Copenhagen Endgame: Will the World Get a Good Foundation For Progress or a Greenwash?
US Congressmen in Copenhagen (Alex Pasternack)
Temperatures are rising in the Bella Center, expectations are weak, and anger is stewing, as the clock winds down toward some kind of climate agreement. The conference-shaking finance pledge today seemed to put pressure back on China to commit to transparency, helped further fracture the developing nations bloc, and paved the way for a late-night meeting among G-20 leaders.
For now, they and the rest of the heads of state are at a dinner hosted by the Queen. They were joined by two protesters from Greenpeace, who unrolled a banner that read, "Politicians Talk Leaders Act." That sentiment was echoed widely by developing nations today -- along with the acknowledgement that the world would have to settle for a mediocre framework for moving forward. Indeed, as a leaked UN report details, the current proposals on the table would raise temperatures more than 3 degrees, one degree over the limit this conference was intended to achieve.Back-patting tomorrow is almost assured. So is finger-pointing, in the direction of those who blocked a good deal (hint: it's not the developing countries or China). Around the world, petitions are flying in the hopes that after an all-nighter of talks, Obama and others will sign a good-faith foundation, one that the world can use to make a climate deal next time around, and not a greenwash.
Green Light for REDD

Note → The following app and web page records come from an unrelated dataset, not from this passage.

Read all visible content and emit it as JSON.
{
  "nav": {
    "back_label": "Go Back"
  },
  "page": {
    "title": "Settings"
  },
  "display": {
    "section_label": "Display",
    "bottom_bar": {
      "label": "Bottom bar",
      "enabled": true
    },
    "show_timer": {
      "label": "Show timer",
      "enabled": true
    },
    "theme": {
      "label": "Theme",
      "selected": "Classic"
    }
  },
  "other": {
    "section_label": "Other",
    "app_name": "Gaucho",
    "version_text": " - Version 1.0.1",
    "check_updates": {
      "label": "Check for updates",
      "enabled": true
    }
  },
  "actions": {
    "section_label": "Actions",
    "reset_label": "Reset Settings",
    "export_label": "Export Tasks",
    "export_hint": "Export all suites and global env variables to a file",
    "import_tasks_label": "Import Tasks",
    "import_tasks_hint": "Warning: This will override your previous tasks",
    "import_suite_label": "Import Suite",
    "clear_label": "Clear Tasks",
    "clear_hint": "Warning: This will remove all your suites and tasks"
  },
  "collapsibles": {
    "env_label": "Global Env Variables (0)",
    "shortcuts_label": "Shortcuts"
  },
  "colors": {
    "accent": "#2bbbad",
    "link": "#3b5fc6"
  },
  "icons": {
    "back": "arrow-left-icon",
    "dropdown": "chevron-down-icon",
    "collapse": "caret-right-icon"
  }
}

The REDD system for using developed nation offsets to reduce deforestation in developing countries will likely be enshrined in an agreement tomorrow. Though financing was being worked out -- with the United States pledging $1 billion as part of a $3.5 billion scheme -- there are concerns, including that protection in one forest won't lead to tree-cutting in others nearby.
China Softens Tone -- Maybe?
Meanwhile the US arrived in force -- basically all the heavy political climate hitters, minus Obama -- and they came out strong with the old American refrain: that China make its carbon cuts internationally-binding, allowing those cuts to be measured, reported and verified. When Japan joined the US's 100 billion fund promise with its own hefty financial pledge ($11 billion), the pressure only ratcheted up.
That pressure may have led to a more conciliatory tone by China. The Chinese vice foreign minister He Yafei spoke this afternoon, delivering a message from Premier Wen Jiabao, to the effect that while China would not agree to internationally-binding cuts, it would "be willing to enhance and improve the ways of national communication," and implement "international exchanges." Whatever that means beyond current US-China agreements forged by Obama and Hu last month in Beijing wasn't explained, per typical Beijing vagueness. But, He said, "the purpose of course is to enhance transparency." He added, "We are also willing to have explnations and clarifications if need be."
But despite the warm talk of sincerity and commitment, China remained focused on protecting its sacred "national sovereignty." If the US and China can tackle both that interest and America's concerns about accountability, they could walk away with a provisional agreement that allows for details to be sorted out later.
"To increase mutual trust is extremely important," said Wen, via foreign minister He. "We should not go for suspicion or confrontation. We should go for cooperation."
The developed world financing offer -- cash for China's developing nation brethren (China says it doesn't need climate aid) in exchange for China's accountability -- was only the biggest of a number of concerns today. Will the major emitters commit to bigger cuts (US, they're all looking at you), will the agreement establish a limit for the expected global temperature rise, and how will any coming deal be made legally-binding?
NGOs Frustrated But Unified
If some are sanguine that Copenhagen will end up with a formal agreement, hope and certainly contentment are nowhere to be found. Protests have raged for the past two days, marked as much by the frustrations over a shabby deal as by the aggression of the Danish police. And NGOs are fuming over being blocked from the conference in its critical last two days.
Anger and resentment aside, right now one of the best legacies of Copenhagen may lie in talks happening around the conference amongst civil society. Never have so many young people come together from around the world to discuss climate change, and never have they been more coordinated.
They've accused world leaders of putting words over action, but the words these NGOs are now exchanging in late-night meetings will be essential to keeping the pressure on tomorrow, and renewing much-needed energy around the climate change fight.
To be sure, the sight of leaders, youth, civil society groups and media from 120 nations coming together to talk about and rally against climate change, in a forum charged with more political and social significance than any in recent memory, is an achievement alone.
But any agreement will be a serious compromise, and a major disappointment given what might have been achieved. When the text emerges on Friday evening, the world -- and especially the groups that have worked so hard to make Copenhagen such a crucial event -- will be charged with sorting out what it means, and figure out how to turn the agreement and its failings into real progress next year.
They'll need to be fast, and they're determined to be. Time is not only running out at Copenhagen, but on our chance to make a generational change that will save the planet.